The report authors said: “2016 may mark an inflection point for industry growth. Fitch expects AUM growth to moderate, as a result of lower systematic market returns and decelerating inflows from sovereign wealth funds and retail investors.”

The duo added: “Deceleration in AUM growth will weigh on earnings growth in 2016. The revenue margins for European asset managers have declined since 2010 as a result of fee pressure and shifts to lower margin products and client mix. Regulatory, compliance and litigation costs have increased as have asset gathering and retention costs.”

However, the report said the suffering would not be balanced across the industry. Those offering multi-asset or alternative investment products could yet prevail.

“Flow dynamics vary widely by asset class and therefore do not affect asset managers evenly.

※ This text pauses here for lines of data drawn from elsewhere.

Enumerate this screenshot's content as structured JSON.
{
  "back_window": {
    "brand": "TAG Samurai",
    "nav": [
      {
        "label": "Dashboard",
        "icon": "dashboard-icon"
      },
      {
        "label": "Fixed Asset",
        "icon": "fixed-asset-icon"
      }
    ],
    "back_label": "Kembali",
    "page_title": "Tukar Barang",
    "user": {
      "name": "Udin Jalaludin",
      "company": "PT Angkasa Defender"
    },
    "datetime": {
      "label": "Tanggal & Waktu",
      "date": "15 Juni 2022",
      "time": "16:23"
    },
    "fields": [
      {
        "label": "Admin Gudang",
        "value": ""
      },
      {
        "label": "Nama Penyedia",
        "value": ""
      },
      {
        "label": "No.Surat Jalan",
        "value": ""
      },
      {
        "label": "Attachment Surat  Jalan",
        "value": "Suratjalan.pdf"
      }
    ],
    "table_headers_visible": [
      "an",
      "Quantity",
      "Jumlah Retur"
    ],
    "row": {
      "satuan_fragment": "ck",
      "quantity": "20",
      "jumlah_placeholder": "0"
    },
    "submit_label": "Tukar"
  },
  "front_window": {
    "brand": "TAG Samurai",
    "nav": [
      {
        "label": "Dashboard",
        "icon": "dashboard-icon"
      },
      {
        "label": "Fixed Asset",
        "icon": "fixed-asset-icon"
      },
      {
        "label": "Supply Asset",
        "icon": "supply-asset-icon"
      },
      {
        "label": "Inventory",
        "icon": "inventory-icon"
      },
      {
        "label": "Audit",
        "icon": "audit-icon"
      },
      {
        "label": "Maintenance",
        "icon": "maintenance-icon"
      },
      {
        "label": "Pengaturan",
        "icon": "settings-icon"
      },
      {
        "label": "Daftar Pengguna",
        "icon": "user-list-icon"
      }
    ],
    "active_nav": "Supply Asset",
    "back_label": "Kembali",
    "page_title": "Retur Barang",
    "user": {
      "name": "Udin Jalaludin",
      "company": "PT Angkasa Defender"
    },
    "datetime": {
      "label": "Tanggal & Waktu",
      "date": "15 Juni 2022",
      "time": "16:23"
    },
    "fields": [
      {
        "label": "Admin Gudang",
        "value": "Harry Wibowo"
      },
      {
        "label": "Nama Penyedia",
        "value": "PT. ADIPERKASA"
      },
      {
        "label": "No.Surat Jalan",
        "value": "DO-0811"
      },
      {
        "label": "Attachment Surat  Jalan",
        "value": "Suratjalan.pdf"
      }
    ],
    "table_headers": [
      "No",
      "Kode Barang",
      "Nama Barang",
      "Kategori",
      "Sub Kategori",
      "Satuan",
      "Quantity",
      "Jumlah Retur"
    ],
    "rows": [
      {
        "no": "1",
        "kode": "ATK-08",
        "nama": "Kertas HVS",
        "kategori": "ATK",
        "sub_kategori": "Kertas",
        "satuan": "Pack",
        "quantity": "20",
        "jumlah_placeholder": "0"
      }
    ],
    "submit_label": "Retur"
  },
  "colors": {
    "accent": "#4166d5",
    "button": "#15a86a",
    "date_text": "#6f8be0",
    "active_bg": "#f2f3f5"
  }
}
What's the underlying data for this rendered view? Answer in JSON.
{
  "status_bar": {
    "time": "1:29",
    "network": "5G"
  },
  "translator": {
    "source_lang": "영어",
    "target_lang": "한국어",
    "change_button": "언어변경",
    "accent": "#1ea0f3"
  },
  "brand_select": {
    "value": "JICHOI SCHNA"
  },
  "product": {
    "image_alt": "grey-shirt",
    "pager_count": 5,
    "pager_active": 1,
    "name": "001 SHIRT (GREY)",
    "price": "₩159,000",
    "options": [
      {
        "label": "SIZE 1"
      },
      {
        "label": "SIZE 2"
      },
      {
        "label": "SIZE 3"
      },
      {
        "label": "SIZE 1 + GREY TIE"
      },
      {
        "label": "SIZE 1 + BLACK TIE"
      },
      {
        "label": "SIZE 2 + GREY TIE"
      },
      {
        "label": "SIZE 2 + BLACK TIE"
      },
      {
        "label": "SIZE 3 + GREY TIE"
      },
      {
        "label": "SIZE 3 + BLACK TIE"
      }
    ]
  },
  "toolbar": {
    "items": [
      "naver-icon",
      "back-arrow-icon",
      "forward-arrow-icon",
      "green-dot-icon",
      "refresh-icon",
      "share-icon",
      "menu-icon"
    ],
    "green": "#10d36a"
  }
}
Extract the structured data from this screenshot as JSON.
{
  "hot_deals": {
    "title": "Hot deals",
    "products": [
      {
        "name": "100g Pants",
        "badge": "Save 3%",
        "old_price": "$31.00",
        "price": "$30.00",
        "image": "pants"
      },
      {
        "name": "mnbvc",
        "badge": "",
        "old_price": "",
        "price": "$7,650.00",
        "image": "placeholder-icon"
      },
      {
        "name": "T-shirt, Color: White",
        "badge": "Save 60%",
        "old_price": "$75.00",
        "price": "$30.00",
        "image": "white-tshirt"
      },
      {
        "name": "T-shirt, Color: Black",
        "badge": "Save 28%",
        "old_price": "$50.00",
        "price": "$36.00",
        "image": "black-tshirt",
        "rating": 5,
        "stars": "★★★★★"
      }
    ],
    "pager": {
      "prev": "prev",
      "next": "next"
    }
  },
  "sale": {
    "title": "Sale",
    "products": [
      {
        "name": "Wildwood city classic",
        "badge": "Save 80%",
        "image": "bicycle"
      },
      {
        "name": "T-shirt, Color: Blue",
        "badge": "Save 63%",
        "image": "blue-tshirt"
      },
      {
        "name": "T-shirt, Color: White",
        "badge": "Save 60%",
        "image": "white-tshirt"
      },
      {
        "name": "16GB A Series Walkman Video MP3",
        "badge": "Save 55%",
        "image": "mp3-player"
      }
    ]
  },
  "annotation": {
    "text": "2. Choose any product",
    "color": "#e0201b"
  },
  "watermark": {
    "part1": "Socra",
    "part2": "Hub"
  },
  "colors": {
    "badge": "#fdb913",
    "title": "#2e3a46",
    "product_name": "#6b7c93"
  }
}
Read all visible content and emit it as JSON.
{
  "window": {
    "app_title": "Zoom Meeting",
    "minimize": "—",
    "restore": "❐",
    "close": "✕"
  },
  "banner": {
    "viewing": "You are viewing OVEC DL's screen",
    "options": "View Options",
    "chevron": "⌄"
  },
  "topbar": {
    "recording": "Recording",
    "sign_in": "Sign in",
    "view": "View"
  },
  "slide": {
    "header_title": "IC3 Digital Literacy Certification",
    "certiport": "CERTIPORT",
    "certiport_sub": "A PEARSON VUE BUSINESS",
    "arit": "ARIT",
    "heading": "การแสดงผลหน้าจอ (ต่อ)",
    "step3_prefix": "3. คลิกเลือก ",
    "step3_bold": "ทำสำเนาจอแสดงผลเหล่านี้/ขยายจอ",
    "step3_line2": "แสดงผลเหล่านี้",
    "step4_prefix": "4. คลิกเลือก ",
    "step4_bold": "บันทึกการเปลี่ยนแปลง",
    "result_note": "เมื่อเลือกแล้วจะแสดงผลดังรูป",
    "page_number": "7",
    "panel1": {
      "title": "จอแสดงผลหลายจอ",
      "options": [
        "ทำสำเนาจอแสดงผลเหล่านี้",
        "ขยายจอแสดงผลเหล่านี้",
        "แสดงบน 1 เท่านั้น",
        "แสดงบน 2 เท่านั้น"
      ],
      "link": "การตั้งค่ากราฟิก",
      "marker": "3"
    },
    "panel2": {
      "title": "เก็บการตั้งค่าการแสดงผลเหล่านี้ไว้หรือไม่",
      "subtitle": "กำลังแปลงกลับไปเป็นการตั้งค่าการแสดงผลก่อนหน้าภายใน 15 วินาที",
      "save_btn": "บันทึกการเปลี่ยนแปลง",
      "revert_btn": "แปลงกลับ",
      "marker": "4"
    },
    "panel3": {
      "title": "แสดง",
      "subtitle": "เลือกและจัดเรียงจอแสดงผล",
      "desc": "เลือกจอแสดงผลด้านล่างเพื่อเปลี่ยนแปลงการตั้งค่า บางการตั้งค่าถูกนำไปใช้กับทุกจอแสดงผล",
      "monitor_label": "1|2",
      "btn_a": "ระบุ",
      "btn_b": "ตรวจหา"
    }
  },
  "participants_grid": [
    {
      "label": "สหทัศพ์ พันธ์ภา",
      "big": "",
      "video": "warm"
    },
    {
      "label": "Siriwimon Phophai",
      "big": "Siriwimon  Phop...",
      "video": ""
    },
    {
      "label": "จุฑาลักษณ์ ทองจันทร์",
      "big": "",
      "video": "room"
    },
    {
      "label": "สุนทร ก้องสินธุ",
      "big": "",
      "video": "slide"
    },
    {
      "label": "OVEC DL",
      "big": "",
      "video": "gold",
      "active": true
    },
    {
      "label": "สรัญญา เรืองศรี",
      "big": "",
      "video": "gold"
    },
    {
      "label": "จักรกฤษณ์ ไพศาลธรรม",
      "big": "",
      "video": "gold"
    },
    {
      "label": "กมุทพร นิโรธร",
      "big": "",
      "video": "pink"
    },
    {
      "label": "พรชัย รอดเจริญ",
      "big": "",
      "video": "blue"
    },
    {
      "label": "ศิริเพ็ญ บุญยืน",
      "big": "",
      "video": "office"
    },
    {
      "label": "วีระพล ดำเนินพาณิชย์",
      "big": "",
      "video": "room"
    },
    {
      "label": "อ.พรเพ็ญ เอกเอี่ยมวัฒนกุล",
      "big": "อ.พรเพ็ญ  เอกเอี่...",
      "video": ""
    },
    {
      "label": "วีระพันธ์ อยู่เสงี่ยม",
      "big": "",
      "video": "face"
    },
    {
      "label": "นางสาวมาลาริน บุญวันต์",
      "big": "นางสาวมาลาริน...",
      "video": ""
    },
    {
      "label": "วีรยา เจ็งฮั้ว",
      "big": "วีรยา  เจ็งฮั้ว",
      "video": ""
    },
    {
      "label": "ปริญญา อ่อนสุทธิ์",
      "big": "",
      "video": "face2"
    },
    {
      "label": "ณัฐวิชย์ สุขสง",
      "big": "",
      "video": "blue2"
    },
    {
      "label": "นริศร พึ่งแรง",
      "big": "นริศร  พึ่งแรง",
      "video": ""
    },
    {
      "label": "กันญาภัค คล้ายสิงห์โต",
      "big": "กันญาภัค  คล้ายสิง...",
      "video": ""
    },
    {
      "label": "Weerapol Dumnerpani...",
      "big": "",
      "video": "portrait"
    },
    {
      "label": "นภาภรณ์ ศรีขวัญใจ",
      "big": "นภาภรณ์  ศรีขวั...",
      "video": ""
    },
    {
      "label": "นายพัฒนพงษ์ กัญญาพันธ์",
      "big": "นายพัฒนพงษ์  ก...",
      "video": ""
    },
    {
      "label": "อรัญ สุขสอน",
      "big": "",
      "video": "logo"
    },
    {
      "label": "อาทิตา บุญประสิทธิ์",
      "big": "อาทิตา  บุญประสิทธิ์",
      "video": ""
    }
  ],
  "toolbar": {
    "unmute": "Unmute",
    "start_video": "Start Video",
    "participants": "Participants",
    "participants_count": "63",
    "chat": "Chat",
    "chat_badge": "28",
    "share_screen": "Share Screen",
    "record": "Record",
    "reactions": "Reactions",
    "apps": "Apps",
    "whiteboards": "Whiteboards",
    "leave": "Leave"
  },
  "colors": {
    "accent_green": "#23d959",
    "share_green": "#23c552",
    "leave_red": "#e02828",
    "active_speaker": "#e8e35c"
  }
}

Multi-capability players are less exposed to asset rotation risk than specialist players,” Fitch said, noting emerging market houses extreme perils in 2015.

Fitch said cross-border retail flagship funds would also continue to see “sustained inflows”.

“Most major asset classes recorded outflows [in Q1 2016], with significant redemptions from bond funds. By contrast, investors raised allocations to alternatives, in search of returns that are less affected by market cycles,” the report said.

Despite 2015’s figures, Fitch said the European industry’s growth was 1 percentage point below the US and 6 points below Asia.